While the first half of the album explores some of the joys of queerness and the clout that comes with fame, the back end channels all of the pain that comes with inhabiting an othering identity, and how it affects your relationships with other people and also with yourself. Sadness often takes the forefront in MONTERO, as Lil Nas X grapples with all the things out of reach: love, acceptance, understanding, feelings of home. In “SUN GOES DOWN,” the artist opens up about suicidal ideation, stemming from isolation rooted in Blackness and queerness, and how coming out (along with being a Nicki Minaj stan, he adds) offered him a new opportunity at life. In counterbalance to the heavy topic, he allows the music to take the high road, with a delicate melody and a gentleness befitting a coming-of-age movie soundtrack.
And if “INDUSTRY BABY” (a play on people calling him an industry plant) found Lil Nas X embracing fame, flexing Grammys, and relishing the spotlight, he also navigates the harsh reality of having all eyes on you. In “ONE OF ME (feat. Elton John),” he addresses the man in the mirror, digging up all the things he said to himself post-“Old Town Road”—namely, that he’s a shallow one-hit wonder who no one will remember in five years. The ebb and flow of Lil Nas X’s vocals capture the sensation of being pulled in numerous directions, as Elton John offers subtly twinkling keys in the background.
Treading new lyrical territory, Lil Nas X opens up about his home life on “DEAD RIGHT NOW,” providing more history on the young man who blew up overnight, his life changing in an instant. He raps about his complicated and abusive relationship with his parents, and how too many people only reach out now that’s he’s famous. And he offers more range than ever heard before. Previously, this writer wondered if Lil Nas X could actually sing; MONTERO showcases the potential of his voice, reaching higher highs and lower lows. Straying from the polished and vibrant songs he’s known for, Lil Nas X stares vulnerability down, channeling raw emotion, even if the words don’t always hit home in a satisfying way. This might be clearest on “LIFE AFTER SALEM,” where he taps into something darker through clanging guitar and the heavy crash of a symbol, singing about letting a lover abuse him, unafraid to howl at the song’s chorus.

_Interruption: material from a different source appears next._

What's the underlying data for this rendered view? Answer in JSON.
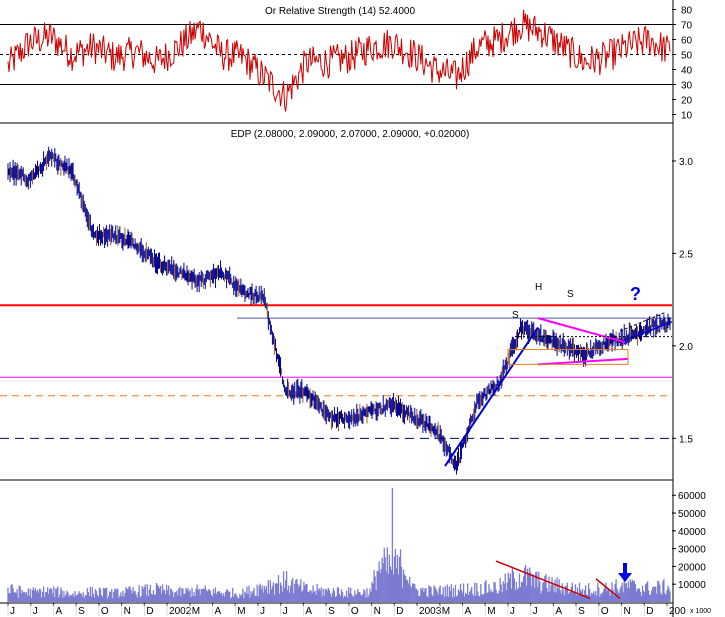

On “MONTERO,” the musician says, “I wanna fuck the ones I envy,” calling attention to a motif echoed across the album: Despite recent successes, there’s still plenty Lil Nas X is reaching to grasp. With every song, MONTERO builds a story of a multifaceted young man who’s not only survived but thrived despite the harshness of his childhood and the volatility of public visibility. He’s always been more than what people saw in “Old Town Road,” or the one they heard was making Satan shoes. And everything’s he’s done has led to this engaging debut record, a work that allows his inner self to shine.